I've personally used wondershaper in the past for this, though it was written for an opposite use case - making the most of your ADSL connection.

I'll have to try the others mentioned here though.

share|improve this answer

You can use locally installed squid proxy to limit bandwidth for example to test a web page on slow link:

  1. Install squid proxy from your distribution — on my Fedora it was as easy as yum install squid.

  2. Add the following to /etc/squid/squid.conf:

    delay_pools 1
    delay_class 1 1
    delay_access 1 allow all
    delay_parameters 1 16000/16000

    This will limit bandwidth to about 128 kbps (16000 Bps).

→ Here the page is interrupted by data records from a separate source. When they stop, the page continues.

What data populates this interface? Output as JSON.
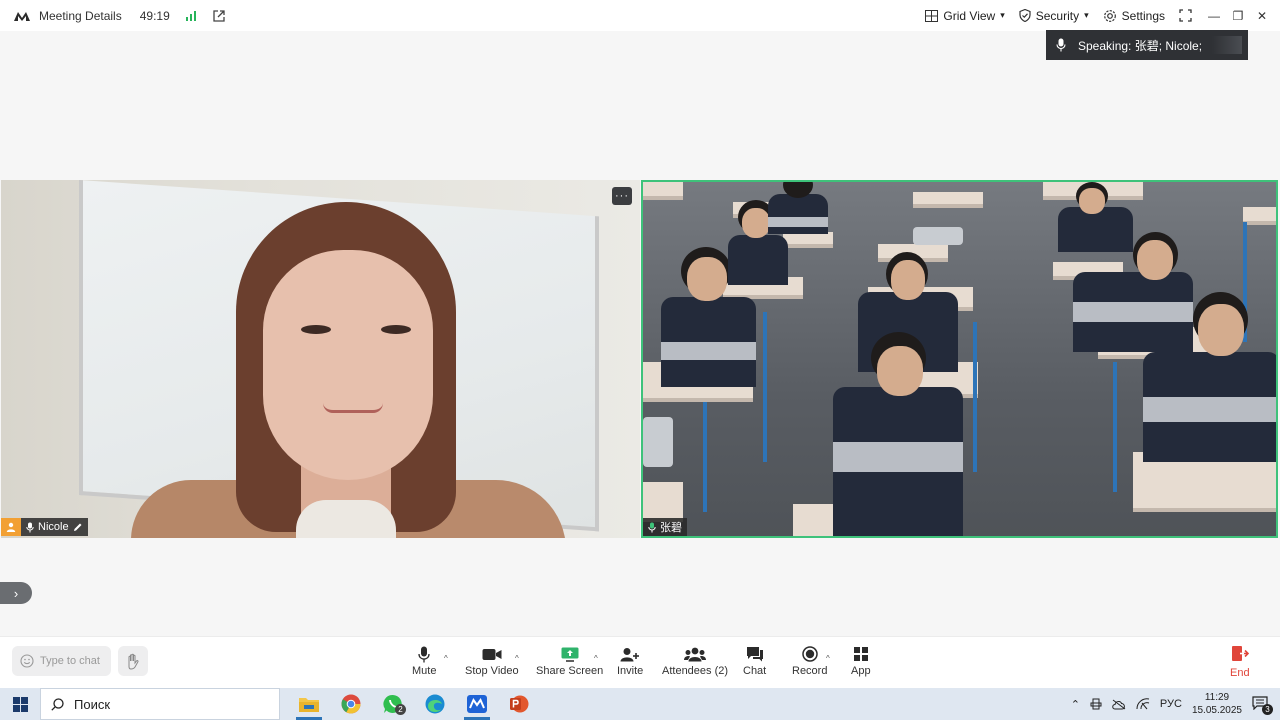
{
  "topbar": {
    "title": "Meeting Details",
    "timer": "49:19",
    "view_label": "Grid View",
    "security_label": "Security",
    "settings_label": "Settings"
  },
  "speaking": {
    "text": "Speaking:  张碧; Nicole;"
  },
  "tiles": [
    {
      "name": "Nicole"
    },
    {
      "name": "张碧"
    }
  ],
  "more_label": "···",
  "chat": {
    "placeholder": "Type to chat"
  },
  "toolbar": {
    "mute": "Mute",
    "stop_video": "Stop Video",
    "share_screen": "Share Screen",
    "invite": "Invite",
    "attendees": "Attendees (2)",
    "chat": "Chat",
    "record": "Record",
    "app": "App",
    "end": "End"
  },
  "taskbar": {
    "search_placeholder": "Поиск",
    "whatsapp_badge": "2",
    "lang": "РУС",
    "time": "11:29",
    "date": "15.05.2025",
    "notification_badge": "3"
  },
  "colors": {
    "accent_green": "#3ec27a",
    "end_red": "#e0453a",
    "host_orange": "#f2a033"
  }
}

  3. Start squid: /etc/init.d/squid start

  4. Configure your browser to use proxy server localhost port 3128.

share|improve this answer

No one has yet mentioned ip_relay, named "iprelay" in the Debian repositories. It works as a TCP proxy, rather than intercepting calls the way trickle does, and will work with any application that can use a proxy (e.g. a web browser) or accept a user-defined destination port (telnet, ssh, ftp, curl, et cetera).

It's a little more difficult to set up, but often works in situations where trickle won't.

share|improve this answer

Your Answer

 
discard

By posting your answer, you agree to the privacy policy and terms of service.

Not the answer you're looking for? Browse other questions tagged or ask your own question.